For this reason, it may have come as a surprise to many when it was announced that Winterbottom would be directing Angelina Jolie in 2007's `A Mighty Heart'. The coming together of a Hollywood A lister of Jolie's stature, with the low-key, independent style of Winterbottom would surely be destined to fail. Thankfully, any doubts there may have been regarding such a pairing are immediately shattered, in what must surely be considered career bests for both Winterbottom and Jolie. Telling the tragic story of the kidnap and murder of American journalist Danny Pearl at the hand of a group of terrorists in Pakistan, `A Mighty Heart' details the investigation and ultimately unsuccessful attempts to rescue Danny from his captors.

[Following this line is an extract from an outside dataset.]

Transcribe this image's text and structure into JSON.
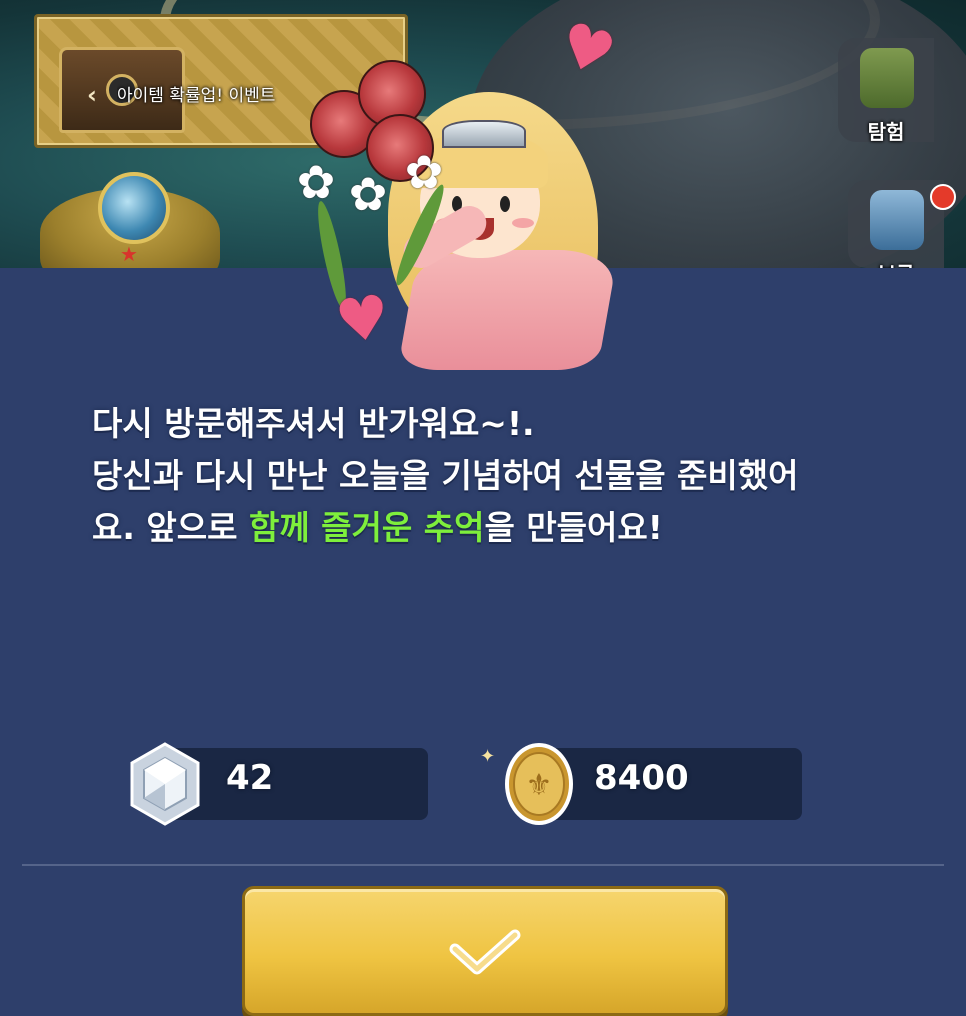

As opposed to Winterbottom's previous work, the film's narrative structure is played out in a linear fashion, possessing a documentary style that serves to make the unfolding tragedy feel all the more real. In many ways `A Mighty Heart' treads a very thin line to absolute perfection, never once crossing over into melodrama or running into the political pitfalls that could so easily tarnish a film of its kind. An achievement clearly beyond the reach of so many post 9/11 political films. Take for example Gavin Hood's abysmal `Rendition' (2007), a film which took potentially interesting subject matter, only to set about pissing all over it with a stream of contrived, insincere nonsense and dumbed-down, Hollywood plot devices, with no concern for developing its central characters. It is precisely here that `A Mighty Heart' succeeds, making no attempt at preaching to its audience and focussing solely on the relationships between its key characters as they each experience the series of appalling events.
Through her portrayal of Mariane Pearl, Danny's wife, Jolie really demonstrates her ability as one of Hollywood's finest talents, giving an astonishingly powerful performance. Throughout the film, as the police are conducting their search for her kidnapped husband, Jolie's depiction of Mariane is both dignified and graceful, beautifully emphasising the remarkable strength of the real-life Mariane Pearl. By never allowing her performance to veer into melodrama during the search for Danny, the scene in which she is finally told of his death is made all the more harrowing and painful to watch, as we see her finally crumble under the weight of the ordeal she has been through, in a sequence that is both unremitting and overwhelming in its realism. What makes this scene particularly heart-wrenching is the air of inevitability in the lead up towards it, as we know from the start that this moment will eventually arrive, making it doubly distressing when it does.
In a film that could so easily have resulted in leaving its audience with a sense of anger or hatred, the predominant tone of `A Mighty Heart' is one of hope. Through the terrible loss of her husband, Mariane appears unmoved and even more determined that racial and religious relations can only be resolved through maintaining a dialogue with one another, as opposed to violence and terror. A film of rare subtlety and unflinching tragedy, `A Mighty Heart' is a brilliantly understated accomplishment from Winterbottom, further cementing his status as one of Britain's most exciting and versatile directors.